Our History

Our History

Since 1988, Hackers for Hope has raised funds primarily through an annual golfing event held in Darien, CT. Each year, 12-20 golfers (or Hackers) play as many holes of golf as they can in a single day. Friends, colleagues and supporters sponsor teams or individuals through per-hole pledges or outright donations.

In the spring of 1986, Alfred E. Smith, IV and Edward D. Brown (Tim) were diagnosed with cancer while in their 30’s. As a result of their prognosis, each underwent treatment of chemotherapy or radiation and neither was able to return to work for the remainder of that year. Both members of the Wee Burn Country Club in Darien, Connecticut, Al and Tim spent the summer of 1986 on the golf course. Despite feeling weakness from their treatment, playing golf allowed them physical activity outside and refocused their attention away from their disease to a more positive attainable goal – improving their golf game. In 1988, Al and Tim wanted to do something to raise funds for the American Cancer Society while making use of their golf skills. Al and Tim enlisted Dr. Michael Moore of Sloan-Kettering and Bob Rex and put together a small “golf marathon” fundraiser. The original group of golfers played or “hacked” from sun up to sun down.

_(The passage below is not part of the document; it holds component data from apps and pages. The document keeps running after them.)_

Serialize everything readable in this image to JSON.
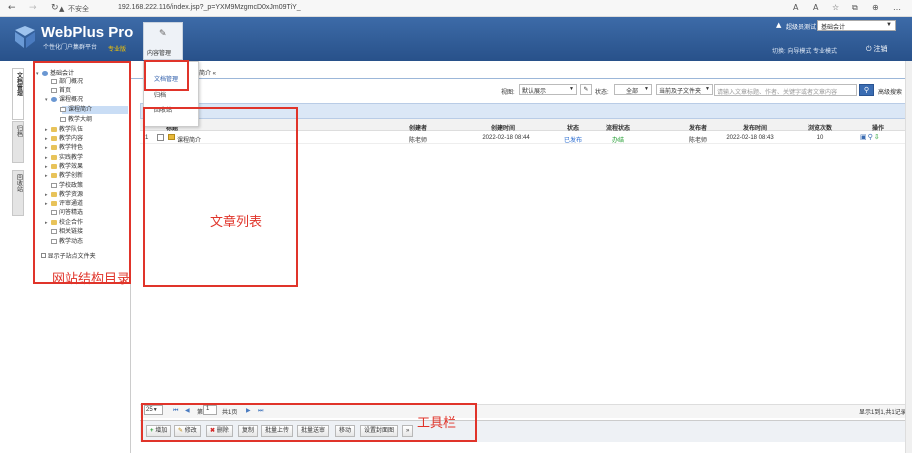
{
  "browser": {
    "url_warning": "不安全",
    "url": "192.168.222.116/index.jsp?_p=YXM9MzgmcD0xJm09TiY_",
    "icons": [
      "back-icon",
      "forward-icon",
      "refresh-icon",
      "warning-icon"
    ]
  },
  "header": {
    "logo_title": "WebPlus Pro",
    "logo_subtitle": "个性化门户集群平台",
    "edition": "专业版",
    "content_mgmt_label": "内容管理",
    "user_label": "超级员测试",
    "site_select_value": "基础会计",
    "mode_links": "切换: 向导模式  专业模式",
    "logout_label": "注销",
    "brand_color": "#2f5c98"
  },
  "side_tabs": [
    {
      "label": "文档管理"
    },
    {
      "label": "归档"
    },
    {
      "label": "回收站"
    }
  ],
  "dropdown": {
    "items": [
      "文档管理",
      "归档",
      "回收站"
    ]
  },
  "tab": {
    "label": "简介 «"
  },
  "tree": {
    "nodes": [
      {
        "label": "基础会计",
        "level": 0,
        "icon": "globe"
      },
      {
        "label": "部门概况",
        "level": 1,
        "icon": "page"
      },
      {
        "label": "首页",
        "level": 1,
        "icon": "page"
      },
      {
        "label": "课程概况",
        "level": 1,
        "icon": "globe"
      },
      {
        "label": "课程简介",
        "level": 2,
        "icon": "page"
      },
      {
        "label": "教学大纲",
        "level": 2,
        "icon": "page"
      },
      {
        "label": "教学队伍",
        "level": 1,
        "icon": "folder"
      },
      {
        "label": "教学内容",
        "level": 1,
        "icon": "folder"
      },
      {
        "label": "教学特色",
        "level": 1,
        "icon": "folder"
      },
      {
        "label": "实践教学",
        "level": 1,
        "icon": "folder"
      },
      {
        "label": "教学效果",
        "level": 1,
        "icon": "folder"
      },
      {
        "label": "教学创新",
        "level": 1,
        "icon": "folder"
      },
      {
        "label": "学校政策",
        "level": 1,
        "icon": "page"
      },
      {
        "label": "教学资源",
        "level": 1,
        "icon": "folder"
      },
      {
        "label": "评审通道",
        "level": 1,
        "icon": "folder"
      },
      {
        "label": "问答精选",
        "level": 1,
        "icon": "page"
      },
      {
        "label": "校企合作",
        "level": 1,
        "icon": "folder"
      },
      {
        "label": "相关链接",
        "level": 1,
        "icon": "page"
      },
      {
        "label": "教学动态",
        "level": 1,
        "icon": "page"
      }
    ],
    "show_subfolders": "显示子站点文件夹"
  },
  "filters": {
    "view_label": "视图:",
    "view_value": "默认展示",
    "status_label": "状态:",
    "status_value": "全部",
    "scope_value": "当前及子文件夹",
    "search_placeholder": "请输入文章标题、作者、关键字或者文章内容",
    "advanced_search": "高级搜索"
  },
  "table": {
    "headers": [
      "标题",
      "创建者",
      "创建时间",
      "状态",
      "流程状态",
      "发布者",
      "发布时间",
      "浏览次数",
      "操作"
    ],
    "rows": [
      {
        "index": "1",
        "title": "课程简介",
        "creator": "陈老师",
        "created": "2022-02-18 08:44",
        "status": "已发布",
        "flow": "办结",
        "publisher": "陈老师",
        "published": "2022-02-18 08:43",
        "views": "10"
      }
    ],
    "status_color": "#2a6cd0",
    "flow_color": "#1a9a2a"
  },
  "pager": {
    "page_size": "25",
    "page_label": "第",
    "page_value": "1",
    "total_pages": "共1页",
    "summary": "显示1到1,共1记录"
  },
  "toolbar": {
    "buttons": [
      "增加",
      "修改",
      "删除",
      "复制",
      "批量上传",
      "批量送审",
      "移动",
      "设置封面图",
      "»"
    ]
  },
  "annotations": {
    "tree_note": "网站结构目录",
    "list_note": "文章列表",
    "toolbar_note": "工具栏"
  }
}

They call the event “Hackers for Hope” and Wee Burn Country Club fully supported Al and Tim’s efforts. They raised $47,000 for the American Cancer Society in that first year. Since that first “tournament” in 1988, The Hackers for Hope Program has grown exponentially. Incorporated in 1994, Hackers for Hope has refocused its mission to provide funding for local cancer research and treatment centers in the New York and Connecticut areas, such as the Bennett Cancer Center at Stamford Hospital in Stamford, Connecticut and Memorial Sloane-Kettering Cancer Center.

In 2010, longtime Hacker and cancer survivor Eric Kirby hosted the first Hackers for Hope Golf event and dinner in his home city of Pittsburgh. Eric’s friends and family joined together and raised funds for the University of Pittsburgh’s Cancer Institute for research on women’s cancers and for the Children’s Hospital of Pittsburgh for fellowships in pediatric oncology. Now held annually at the venerable Longue Vue Club, the event has grown each year. The Hackers are pleased to have expanded the reach of the organization and to have more support for such meaningful research and treatment efforts in the fight against cancer.

To date, Hackers for Hope has raised over $16 million.